Teaching Physics with the Physics Suite Edward F. Redish |
We know that as an object passes through the air, the air exerts a resistive force on it. We can get some idea as to the form of this force by dimensional analysis. Suppose we have a spherical object of radius R and mass m. What might the force plausibly depend on?
(b) Explain why it is plausible that the force the air exerts depends on the objects speed through it, v, but not on its position, x, or acceleration, a.
(c) Using dimensional analysis, construct a plausible form for the force that air exerts on a spherical body moving through it.
Solution
(a) Let's consider trying to hold a sphere fixed against a wind. Would the force we have to use depend on the mass of the sphere? We can see that this is the same question by imagining sitting on an open rail car. If we didn't look at the scenery, we couldn't tell whether the car was stopped and the wind was blowing with a speed v or whether the air was still and the car was moving at a speed v. But it's easier to think about the force we need to exert to hold the object fixed if we imagine ourselves fixed and the wind blowing. Suppose we have two styrofoam balls of the same size, one filled and one hollow. The wind is pushing on both and exerts a force on both. Since the wind is only interacting with the surface of the two balls, the molecules of air are bouncing off in the same way. They have no way of knowing whether the ball is solid or hollow. The amount of momentum they transfer to the balls through their collisions will be the same in the same time interval. By the impulse-momentum theorem, the forces they exert on the two balls would have to be the same.
In plain language, the wind is exerting its force on the surface of the ball. Whether the ball is hollow or solid doesn't matter. (Of course the responses of the two balls will be different through a = F^{net}/m. But we are only asking about the forces.) Therefore the mass shouldn't matter. But the radius determines how much air the ball is blocking. The more air that is pushing on the ball, the more we expect it to feel. Therefore, the force should depend on the radius.

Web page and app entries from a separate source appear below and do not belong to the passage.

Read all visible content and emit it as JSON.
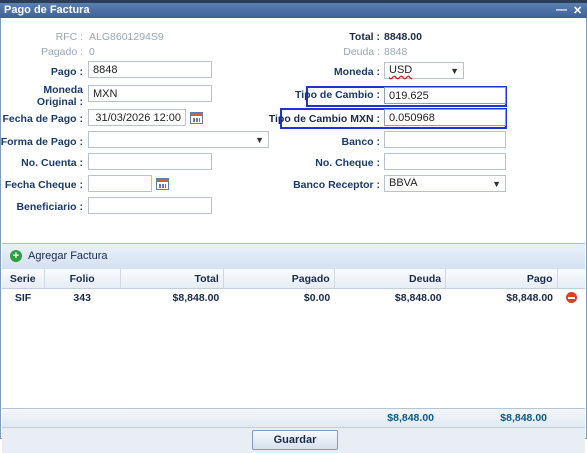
{
  "window": {
    "title": "Pago de Factura",
    "minimize_label": "—",
    "close_label": "✕"
  },
  "form": {
    "rfc_label": "RFC :",
    "rfc_value": "ALG8601294S9",
    "pagado_label": "Pagado :",
    "pagado_value": "0",
    "pago_label": "Pago :",
    "pago_value": "8848",
    "moneda_original_label_1": "Moneda",
    "moneda_original_label_2": "Original :",
    "moneda_original_value": "MXN",
    "fecha_pago_label": "Fecha de Pago :",
    "fecha_pago_value": "31/03/2026 12:00",
    "forma_pago_label": "Forma de Pago :",
    "forma_pago_value": "",
    "no_cuenta_label": "No. Cuenta :",
    "no_cuenta_value": "",
    "fecha_cheque_label": "Fecha Cheque :",
    "fecha_cheque_value": "",
    "beneficiario_label": "Beneficiario :",
    "beneficiario_value": "",
    "total_label": "Total :",
    "total_value": "8848.00",
    "deuda_label": "Deuda :",
    "deuda_value": "8848",
    "moneda_label": "Moneda :",
    "moneda_value": "USD",
    "tipo_cambio_label": "Tipo de Cambio :",
    "tipo_cambio_value": "019.625",
    "tipo_cambio_mxn_label": "Tipo de Cambio MXN :",
    "tipo_cambio_mxn_value": "0.050968",
    "banco_label": "Banco :",
    "banco_value": "",
    "no_cheque_label": "No. Cheque :",
    "no_cheque_value": "",
    "banco_receptor_label": "Banco Receptor :",
    "banco_receptor_value": "BBVA"
  },
  "grid": {
    "add_label": "Agregar Factura",
    "columns": [
      "Serie",
      "Folio",
      "Total",
      "Pagado",
      "Deuda",
      "Pago"
    ],
    "rows": [
      {
        "serie": "SIF",
        "folio": "343",
        "total": "$8,848.00",
        "pagado": "$0.00",
        "deuda": "$8,848.00",
        "pago": "$8,848.00"
      }
    ],
    "totals": {
      "deuda": "$8,848.00",
      "pago": "$8,848.00"
    }
  },
  "footer": {
    "guardar_label": "Guardar"
  },
  "colors": {
    "highlight_border": "#1e32d6",
    "title_bar": "#3d6298",
    "totals_text": "#0a5a8a"
  }
}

(b) The force should not depend on the value of the coordinate since the coordinate origin can be chosen anywhere and that change of how we describe the system shouldn't change the force the object feels. (Of course the density of the air can depend on your location and that will affect the force.) The force therefore shouldn't depend on x. The force should definitely depend on the velocity since if a strong wind is blowing we know there is a strong force on an object. Only the relative velocity of the object and air matters, as described above. There is no reason we know of that the force should not depend on the acceleration or on the higher derivatives of the position. But if it did depend on acceleration, then there would be a term in the force that looked like "constant times a" that we could move to the other side and combine with "ma". This force would then make it appear that the mass of the object changed when it was moving through the air. We hope this doesn't happen and will assume that it does not until we are forced to change our assumption. (Something like this actually does happen to an electron in a material or a quark inside a proton.)
(c) Now we can try to build a force out of the dimensioned quantities we have to work with: [R] = L, [v] = L/T, and [r] = M/L^{3}. Force has dimensions [F] = ML/T^{2}. We need something with an M. The only thing we have to work with is the density. So our expression giving the force must have one power of r in order to get the M right. We need 1/T^{2} in our expression for force and the only quantity we have to work with is the velocity. It has a 1/T, so to get 1/T^{2} we need two powers of the velocity. So far we have F = (something depending on R) times rv^{2}. We'll choose the number of powers of R we use to make the L's come out right. In our force expression, we need one power of L. So far (from r v^{2}) we have (1/L^{3})L^{2} = 1/L. To get L, we have to multiply by something that has dimensions of L^{2}. So we choose to multiply by R^{2}. We therefore get the expression for the drag force:
This is known as the Newton drag law. C is a dimensionless constant that we cannot determine by dimensional analysis.
Page last modified September 6, 2004: D28